*ABOUT THIS EXERCISE*
Output every record verbatim, and omit each picture.

%%

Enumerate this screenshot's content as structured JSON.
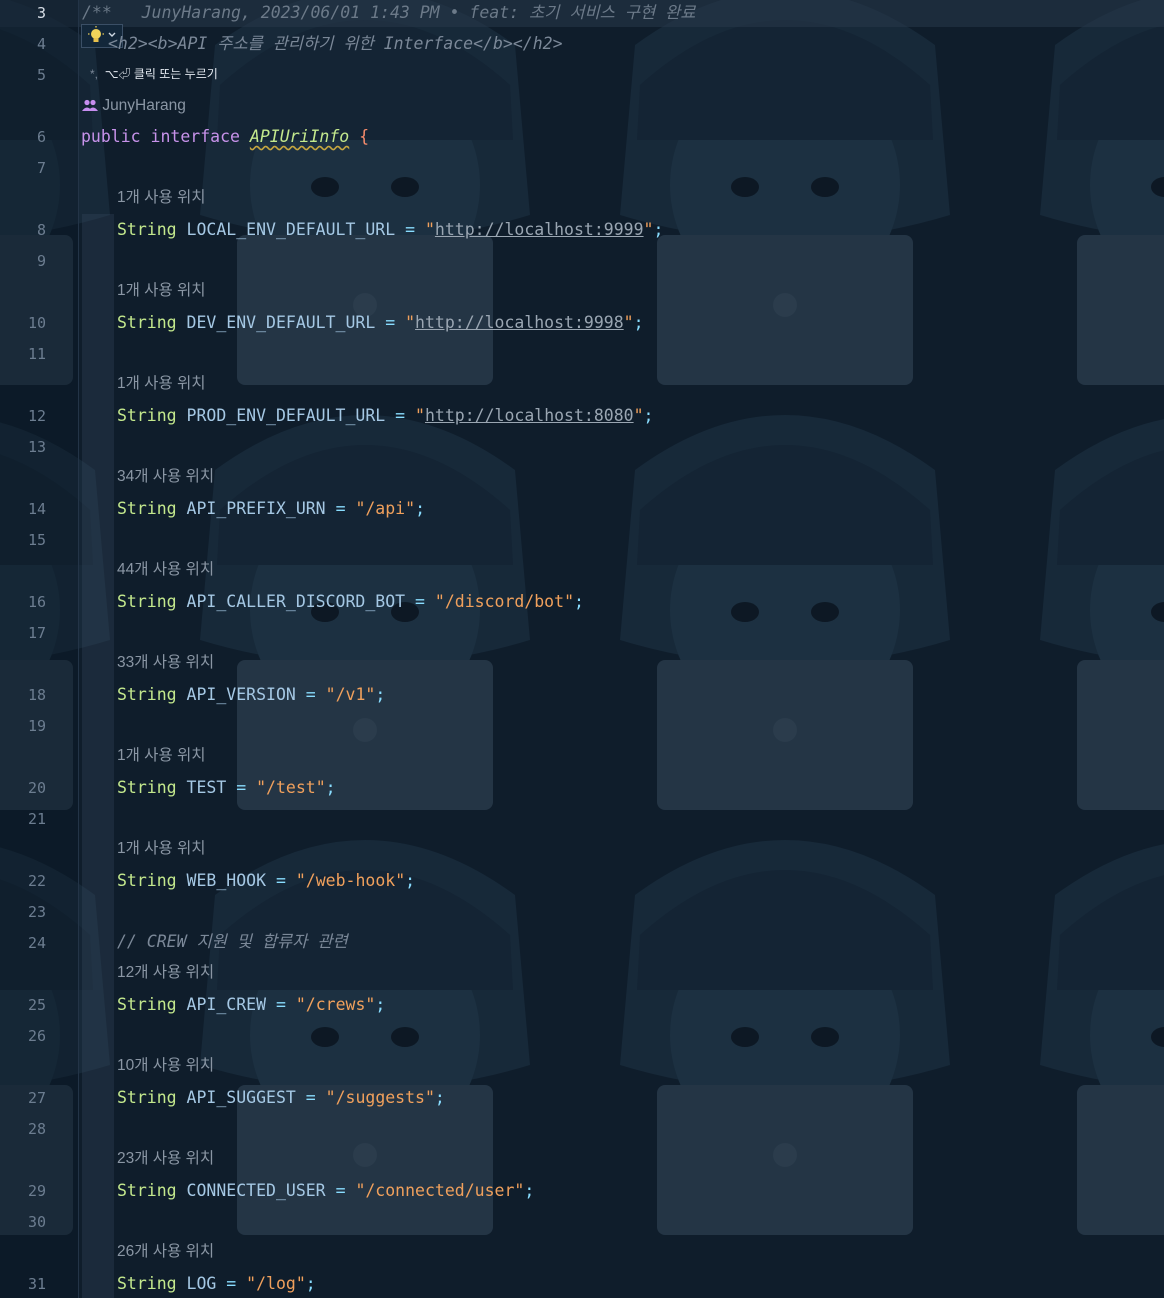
{
  "editor": {
    "current_line": "3",
    "blame_line": "/**   JunyHarang, 2023/06/01 1:43 PM • feat: 초기 서비스 구현 완료",
    "doc_line": "<h2><b>API 주소를 관리하기 위한 Interface</b></h2>",
    "doc_star": "*,",
    "quick_fix_hint": "⌥⏎ 클릭 또는 누르기",
    "author": "JunyHarang",
    "interface_decl": {
      "keyword1": "public",
      "keyword2": "interface",
      "name": "APIUriInfo",
      "brace": "{"
    },
    "line_numbers": [
      "3",
      "4",
      "5",
      "6",
      "7",
      "8",
      "9",
      "10",
      "11",
      "12",
      "13",
      "14",
      "15",
      "16",
      "17",
      "18",
      "19",
      "20",
      "21",
      "22",
      "23",
      "24",
      "25",
      "26",
      "27",
      "28",
      "29",
      "30",
      "31"
    ],
    "fields": [
      {
        "usage": "1개 사용 위치",
        "type": "String",
        "name": "LOCAL_ENV_DEFAULT_URL",
        "value": "http://localhost:9999",
        "is_url": true
      },
      {
        "usage": "1개 사용 위치",
        "type": "String",
        "name": "DEV_ENV_DEFAULT_URL",
        "value": "http://localhost:9998",
        "is_url": true
      },
      {
        "usage": "1개 사용 위치",
        "type": "String",
        "name": "PROD_ENV_DEFAULT_URL",
        "value": "http://localhost:8080",
        "is_url": true
      },
      {
        "usage": "34개 사용 위치",
        "type": "String",
        "name": "API_PREFIX_URN",
        "value": "/api",
        "is_url": false
      },
      {
        "usage": "44개 사용 위치",
        "type": "String",
        "name": "API_CALLER_DISCORD_BOT",
        "value": "/discord/bot",
        "is_url": false
      },
      {
        "usage": "33개 사용 위치",
        "type": "String",
        "name": "API_VERSION",
        "value": "/v1",
        "is_url": false
      },
      {
        "usage": "1개 사용 위치",
        "type": "String",
        "name": "TEST",
        "value": "/test",
        "is_url": false
      },
      {
        "usage": "1개 사용 위치",
        "type": "String",
        "name": "WEB_HOOK",
        "value": "/web-hook",
        "is_url": false
      },
      {
        "usage": "12개 사용 위치",
        "type": "String",
        "name": "API_CREW",
        "value": "/crews",
        "is_url": false
      },
      {
        "usage": "10개 사용 위치",
        "type": "String",
        "name": "API_SUGGEST",
        "value": "/suggests",
        "is_url": false
      },
      {
        "usage": "23개 사용 위치",
        "type": "String",
        "name": "CONNECTED_USER",
        "value": "/connected/user",
        "is_url": false
      },
      {
        "usage": "26개 사용 위치",
        "type": "String",
        "name": "LOG",
        "value": "/log",
        "is_url": false
      }
    ],
    "crew_comment": "// CREW 지원 및 합류자 관련"
  },
  "colors": {
    "background": "#0f1d2b",
    "keyword": "#c792ea",
    "type": "#c3e88d",
    "string": "#f0a05c",
    "identifier": "#a5c8e4",
    "comment": "#7b8898"
  },
  "icons": [
    "lightbulb-icon",
    "chevron-down-icon",
    "people-icon"
  ]
}
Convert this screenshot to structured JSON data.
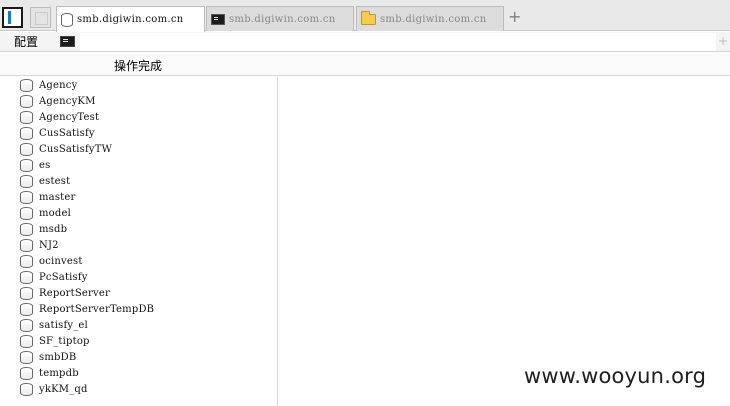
{
  "tabs": [
    {
      "label": "smb.digiwin.com.cn",
      "icon": "database-icon",
      "active": true
    },
    {
      "label": "smb.digiwin.com.cn",
      "icon": "terminal-icon",
      "active": false
    },
    {
      "label": "smb.digiwin.com.cn",
      "icon": "folder-icon",
      "active": false
    }
  ],
  "add_tab_label": "+",
  "toolbar": {
    "config_label": "配置",
    "command_value": "",
    "expand_symbol": "+"
  },
  "status": {
    "text": "操作完成"
  },
  "databases": [
    "Agency",
    "AgencyKM",
    "AgencyTest",
    "CusSatisfy",
    "CusSatisfyTW",
    "es",
    "estest",
    "master",
    "model",
    "msdb",
    "NJ2",
    "ocinvest",
    "PcSatisfy",
    "ReportServer",
    "ReportServerTempDB",
    "satisfy_el",
    "SF_tiptop",
    "smbDB",
    "tempdb",
    "ykKM_qd"
  ],
  "watermark": "www.wooyun.org",
  "colors": {
    "folder": "#f5cc4b",
    "layout_accent": "#1778c8"
  }
}
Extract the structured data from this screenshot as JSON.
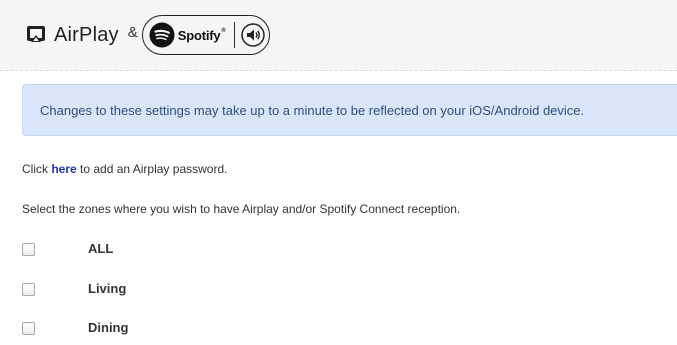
{
  "header": {
    "airplay_label": "AirPlay",
    "ampersand": "&",
    "spotify_label": "Spotify",
    "spotify_tm": "®",
    "icons": [
      "airplay-icon",
      "spotify-icon",
      "speaker-icon"
    ]
  },
  "notice": {
    "text": "Changes to these settings may take up to a minute to be reflected on your iOS/Android device.",
    "background_color": "#d9e5fb",
    "text_color": "#31507a"
  },
  "password_line": {
    "prefix": "Click ",
    "link_text": "here",
    "suffix": " to add an Airplay password.",
    "link_color": "#1a37b8"
  },
  "zones_instruction": "Select the zones where you wish to have Airplay and/or Spotify Connect reception.",
  "zones": [
    {
      "label": "ALL",
      "checked": false
    },
    {
      "label": "Living",
      "checked": false
    },
    {
      "label": "Dining",
      "checked": false
    }
  ]
}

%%

*TASK OUTPUT*
Enumerate this screenshot's content as structured JSON.
{
  "editor": {
    "current_line": "3",
    "blame_line": "/**   JunyHarang, 2023/06/01 1:43 PM • feat: 초기 서비스 구현 완료",
    "doc_line": "<h2><b>API 주소를 관리하기 위한 Interface</b></h2>",
    "doc_star": "*,",
    "quick_fix_hint": "⌥⏎ 클릭 또는 누르기",
    "author": "JunyHarang",
    "interface_decl": {
      "keyword1": "public",
      "keyword2": "interface",
      "name": "APIUriInfo",
      "brace": "{"
    },
    "line_numbers": [
      "3",
      "4",
      "5",
      "6",
      "7",
      "8",
      "9",
      "10",
      "11",
      "12",
      "13",
      "14",
      "15",
      "16",
      "17",
      "18",
      "19",
      "20",
      "21",
      "22",
      "23",
      "24",
      "25",
      "26",
      "27",
      "28",
      "29",
      "30",
      "31"
    ],
    "fields": [
      {
        "usage": "1개 사용 위치",
        "type": "String",
        "name": "LOCAL_ENV_DEFAULT_URL",
        "value": "http://localhost:9999",
        "is_url": true
      },
      {
        "usage": "1개 사용 위치",
        "type": "String",
        "name": "DEV_ENV_DEFAULT_URL",
        "value": "http://localhost:9998",
        "is_url": true
      },
      {
        "usage": "1개 사용 위치",
        "type": "String",
        "name": "PROD_ENV_DEFAULT_URL",
        "value": "http://localhost:8080",
        "is_url": true
      },
      {
        "usage": "34개 사용 위치",
        "type": "String",
        "name": "API_PREFIX_URN",
        "value": "/api",
        "is_url": false
      },
      {
        "usage": "44개 사용 위치",
        "type": "String",
        "name": "API_CALLER_DISCORD_BOT",
        "value": "/discord/bot",
        "is_url": false
      },
      {
        "usage": "33개 사용 위치",
        "type": "String",
        "name": "API_VERSION",
        "value": "/v1",
        "is_url": false
      },
      {
        "usage": "1개 사용 위치",
        "type": "String",
        "name": "TEST",
        "value": "/test",
        "is_url": false
      },
      {
        "usage": "1개 사용 위치",
        "type": "String",
        "name": "WEB_HOOK",
        "value": "/web-hook",
        "is_url": false
      },
      {
        "usage": "12개 사용 위치",
        "type": "String",
        "name": "API_CREW",
        "value": "/crews",
        "is_url": false
      },
      {
        "usage": "10개 사용 위치",
        "type": "String",
        "name": "API_SUGGEST",
        "value": "/suggests",
        "is_url": false
      },
      {
        "usage": "23개 사용 위치",
        "type": "String",
        "name": "CONNECTED_USER",
        "value": "/connected/user",
        "is_url": false
      },
      {
        "usage": "26개 사용 위치",
        "type": "String",
        "name": "LOG",
        "value": "/log",
        "is_url": false
      }
    ],
    "crew_comment": "// CREW 지원 및 합류자 관련"
  },
  "colors": {
    "background": "#0f1d2b",
    "keyword": "#c792ea",
    "type": "#c3e88d",
    "string": "#f0a05c",
    "identifier": "#a5c8e4",
    "comment": "#7b8898"
  },
  "icons": [
    "lightbulb-icon",
    "chevron-down-icon",
    "people-icon"
  ]
}
Convert this screenshot to structured JSON data.
{
  "tabs": [
    {
      "label": "smb.digiwin.com.cn",
      "icon": "database-icon",
      "active": true
    },
    {
      "label": "smb.digiwin.com.cn",
      "icon": "terminal-icon",
      "active": false
    },
    {
      "label": "smb.digiwin.com.cn",
      "icon": "folder-icon",
      "active": false
    }
  ],
  "add_tab_label": "+",
  "toolbar": {
    "config_label": "配置",
    "command_value": "",
    "expand_symbol": "+"
  },
  "status": {
    "text": "操作完成"
  },
  "databases": [
    "Agency",
    "AgencyKM",
    "AgencyTest",
    "CusSatisfy",
    "CusSatisfyTW",
    "es",
    "estest",
    "master",
    "model",
    "msdb",
    "NJ2",
    "ocinvest",
    "PcSatisfy",
    "ReportServer",
    "ReportServerTempDB",
    "satisfy_el",
    "SF_tiptop",
    "smbDB",
    "tempdb",
    "ykKM_qd"
  ],
  "watermark": "www.wooyun.org",
  "colors": {
    "folder": "#f5cc4b",
    "layout_accent": "#1778c8"
  }
}
Extract the structured data from this screenshot as JSON.
{
  "header": {
    "airplay_label": "AirPlay",
    "ampersand": "&",
    "spotify_label": "Spotify",
    "spotify_tm": "®",
    "icons": [
      "airplay-icon",
      "spotify-icon",
      "speaker-icon"
    ]
  },
  "notice": {
    "text": "Changes to these settings may take up to a minute to be reflected on your iOS/Android device.",
    "background_color": "#d9e5fb",
    "text_color": "#31507a"
  },
  "password_line": {
    "prefix": "Click ",
    "link_text": "here",
    "suffix": " to add an Airplay password.",
    "link_color": "#1a37b8"
  },
  "zones_instruction": "Select the zones where you wish to have Airplay and/or Spotify Connect reception.",
  "zones": [
    {
      "label": "ALL",
      "checked": false
    },
    {
      "label": "Living",
      "checked": false
    },
    {
      "label": "Dining",
      "checked": false
    }
  ]
}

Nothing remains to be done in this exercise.